There are several ways to treat and correct this condition. If the roots are strong but the visible teeth are undersized, the peg lateral incisors can be covered with porcelain crowns or porcelain veneers. Porcelain veneers are the most common treatment for peg lateral incisors, and require little or no tooth preparation. A porcelain shell is simply bonded over the smaller peg laterals making the teeth appear normal in size.
The second method is to remove the weak tooth and replace it with an all porcelain or porcelain-fused-to-gold bridge. When the bridge is constructed, the tooth on either side of the space where the peg lateral was is prepared for a crown. An impression is taken and sent to a dental laboratory, and a final bridge is returned to the dentist and inserted at a second visit. During the time period while the bridge is being fabricated at the laboratory, a temporary plastic bridge is placed in the mouth to provide function and cosmetic improvement for the missing tooth. When the final bridge is returned, the temporary plastic bridge is removed and replaced with the permanent porcelain bridge.

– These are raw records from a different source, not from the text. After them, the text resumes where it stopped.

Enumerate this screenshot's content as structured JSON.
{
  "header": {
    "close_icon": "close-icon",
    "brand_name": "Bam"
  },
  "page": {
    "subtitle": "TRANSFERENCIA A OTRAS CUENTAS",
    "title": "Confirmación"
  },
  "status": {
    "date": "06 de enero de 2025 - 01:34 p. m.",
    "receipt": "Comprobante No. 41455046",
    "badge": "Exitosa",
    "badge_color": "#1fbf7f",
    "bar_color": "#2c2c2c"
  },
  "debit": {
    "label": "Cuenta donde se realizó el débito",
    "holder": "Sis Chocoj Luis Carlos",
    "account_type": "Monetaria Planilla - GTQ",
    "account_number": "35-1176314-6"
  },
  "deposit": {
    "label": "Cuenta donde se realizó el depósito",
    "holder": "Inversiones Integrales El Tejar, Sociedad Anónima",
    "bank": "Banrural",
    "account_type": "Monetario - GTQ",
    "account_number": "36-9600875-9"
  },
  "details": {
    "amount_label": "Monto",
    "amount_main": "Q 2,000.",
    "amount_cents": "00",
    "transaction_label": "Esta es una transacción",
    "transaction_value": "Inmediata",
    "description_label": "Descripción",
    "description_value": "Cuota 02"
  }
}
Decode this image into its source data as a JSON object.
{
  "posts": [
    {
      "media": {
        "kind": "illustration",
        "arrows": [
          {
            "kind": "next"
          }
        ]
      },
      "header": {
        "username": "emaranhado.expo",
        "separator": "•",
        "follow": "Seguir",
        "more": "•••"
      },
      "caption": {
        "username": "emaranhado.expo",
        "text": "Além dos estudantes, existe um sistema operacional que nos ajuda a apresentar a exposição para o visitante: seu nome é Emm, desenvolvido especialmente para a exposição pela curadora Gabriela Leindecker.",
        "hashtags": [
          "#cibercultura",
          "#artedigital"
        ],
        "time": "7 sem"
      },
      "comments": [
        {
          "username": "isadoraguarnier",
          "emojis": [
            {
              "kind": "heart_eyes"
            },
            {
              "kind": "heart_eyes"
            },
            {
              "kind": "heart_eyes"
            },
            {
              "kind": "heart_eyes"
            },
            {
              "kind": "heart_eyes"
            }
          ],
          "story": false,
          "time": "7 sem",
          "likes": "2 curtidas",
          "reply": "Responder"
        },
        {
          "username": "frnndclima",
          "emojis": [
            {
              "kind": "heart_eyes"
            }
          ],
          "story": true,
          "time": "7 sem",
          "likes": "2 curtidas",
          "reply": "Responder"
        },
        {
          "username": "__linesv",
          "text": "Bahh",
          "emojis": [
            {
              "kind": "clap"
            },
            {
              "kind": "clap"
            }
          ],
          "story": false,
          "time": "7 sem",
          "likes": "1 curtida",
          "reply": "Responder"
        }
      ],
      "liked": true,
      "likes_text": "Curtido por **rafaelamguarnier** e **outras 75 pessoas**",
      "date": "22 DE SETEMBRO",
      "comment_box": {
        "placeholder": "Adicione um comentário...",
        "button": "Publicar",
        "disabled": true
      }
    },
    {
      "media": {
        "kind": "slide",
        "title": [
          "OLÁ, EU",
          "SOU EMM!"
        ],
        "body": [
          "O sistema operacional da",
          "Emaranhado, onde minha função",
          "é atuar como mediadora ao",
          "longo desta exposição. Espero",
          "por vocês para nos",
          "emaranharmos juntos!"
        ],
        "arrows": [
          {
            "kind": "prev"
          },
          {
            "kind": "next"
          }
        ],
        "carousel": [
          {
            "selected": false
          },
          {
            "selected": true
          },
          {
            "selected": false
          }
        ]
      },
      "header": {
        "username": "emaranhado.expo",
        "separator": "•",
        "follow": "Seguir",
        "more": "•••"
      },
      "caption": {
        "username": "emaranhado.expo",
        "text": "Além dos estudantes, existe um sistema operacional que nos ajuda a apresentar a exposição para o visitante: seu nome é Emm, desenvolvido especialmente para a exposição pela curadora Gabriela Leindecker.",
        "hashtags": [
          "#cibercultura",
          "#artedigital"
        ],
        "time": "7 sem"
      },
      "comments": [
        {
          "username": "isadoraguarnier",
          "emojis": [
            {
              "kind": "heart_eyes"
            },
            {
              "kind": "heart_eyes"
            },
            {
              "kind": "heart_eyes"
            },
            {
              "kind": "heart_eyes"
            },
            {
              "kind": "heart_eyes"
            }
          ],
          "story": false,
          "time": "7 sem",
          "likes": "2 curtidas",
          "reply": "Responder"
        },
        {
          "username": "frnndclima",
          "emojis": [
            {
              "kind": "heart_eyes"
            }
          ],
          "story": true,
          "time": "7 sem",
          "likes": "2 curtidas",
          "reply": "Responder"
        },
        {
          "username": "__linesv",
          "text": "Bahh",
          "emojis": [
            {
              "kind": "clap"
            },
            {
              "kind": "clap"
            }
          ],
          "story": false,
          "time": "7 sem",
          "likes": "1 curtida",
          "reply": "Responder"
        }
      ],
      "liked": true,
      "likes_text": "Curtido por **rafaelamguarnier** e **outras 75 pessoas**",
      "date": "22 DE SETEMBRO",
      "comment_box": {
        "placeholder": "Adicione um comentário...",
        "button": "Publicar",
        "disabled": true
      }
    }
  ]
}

The third method is to remove the weak tooth and replace it with a dental implant.